"Our philosophy is to make zero mistakes. We want to make sure no one is suffering unnecessarily and nobody falls through the cracks."


The timing of these drugs is crucial: If a dose is missed, in as little as a few minutes, Dr. Tagliati says, a patient can develop tremors or become delirious, stiff, clumsy or slow, making them prone to dangerous falls.

The new medication management system, paired with a hospital-wide education and training program, notifies care teams each time a patient with Parkinson's is admitted. Pharmacy residents contact the patient's family or care facility to find out precisely when the patient should receive their medication, and the residents then share this crucial information with the patient's nurses, physicians and caregivers.

"Especially when patients are admitted for an emergency like appendicitis, their care team may not even know they have Parkinson's," Dr. Tagliati says. "Staff whose expertise is in surgery may not have an appreciation for the need to give medication at exact intervals."

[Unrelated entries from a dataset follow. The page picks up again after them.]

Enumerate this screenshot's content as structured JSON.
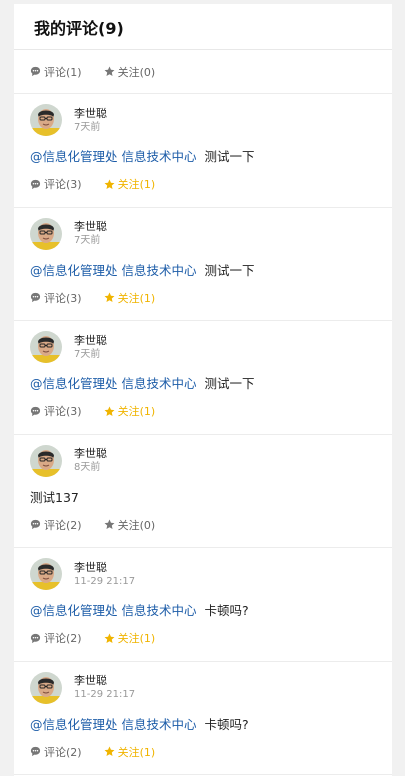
{
  "header": {
    "title": "我的评论(9)"
  },
  "top_actions": {
    "comment_label": "评论(1)",
    "follow_label": "关注(0)",
    "follow_active": false
  },
  "colors": {
    "accent_follow": "#f0b400",
    "mention": "#1c5ca8",
    "muted": "#999999"
  },
  "comments": [
    {
      "user": "李世聪",
      "time": "7天前",
      "mention": "@信息化管理处 信息技术中心",
      "text": "测试一下",
      "comment_label": "评论(3)",
      "follow_label": "关注(1)",
      "follow_active": true
    },
    {
      "user": "李世聪",
      "time": "7天前",
      "mention": "@信息化管理处 信息技术中心",
      "text": "测试一下",
      "comment_label": "评论(3)",
      "follow_label": "关注(1)",
      "follow_active": true
    },
    {
      "user": "李世聪",
      "time": "7天前",
      "mention": "@信息化管理处 信息技术中心",
      "text": "测试一下",
      "comment_label": "评论(3)",
      "follow_label": "关注(1)",
      "follow_active": true
    },
    {
      "user": "李世聪",
      "time": "8天前",
      "mention": "",
      "text": "测试137",
      "comment_label": "评论(2)",
      "follow_label": "关注(0)",
      "follow_active": false
    },
    {
      "user": "李世聪",
      "time": "11-29 21:17",
      "mention": "@信息化管理处 信息技术中心",
      "text": "卡顿吗?",
      "comment_label": "评论(2)",
      "follow_label": "关注(1)",
      "follow_active": true
    },
    {
      "user": "李世聪",
      "time": "11-29 21:17",
      "mention": "@信息化管理处 信息技术中心",
      "text": "卡顿吗?",
      "comment_label": "评论(2)",
      "follow_label": "关注(1)",
      "follow_active": true
    }
  ]
}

The system also informs care teams whether each patient has a neurologist and whether their specialist knows they are hospitalized. If not, a physician from the Neurology team will monitor the patient's care and offer immediate support.

Dr. Tagliati says the new effort is unique on the West Coast and hopes eventually to publish outcomes data to help guide other institutions in improving care.

"Cedars-Sinai is really showing we have the ability to put bring our different expertise together for the benefit of our patients," he says. "We're leading by example and hoping other centers may be able to eventually learn from our experience."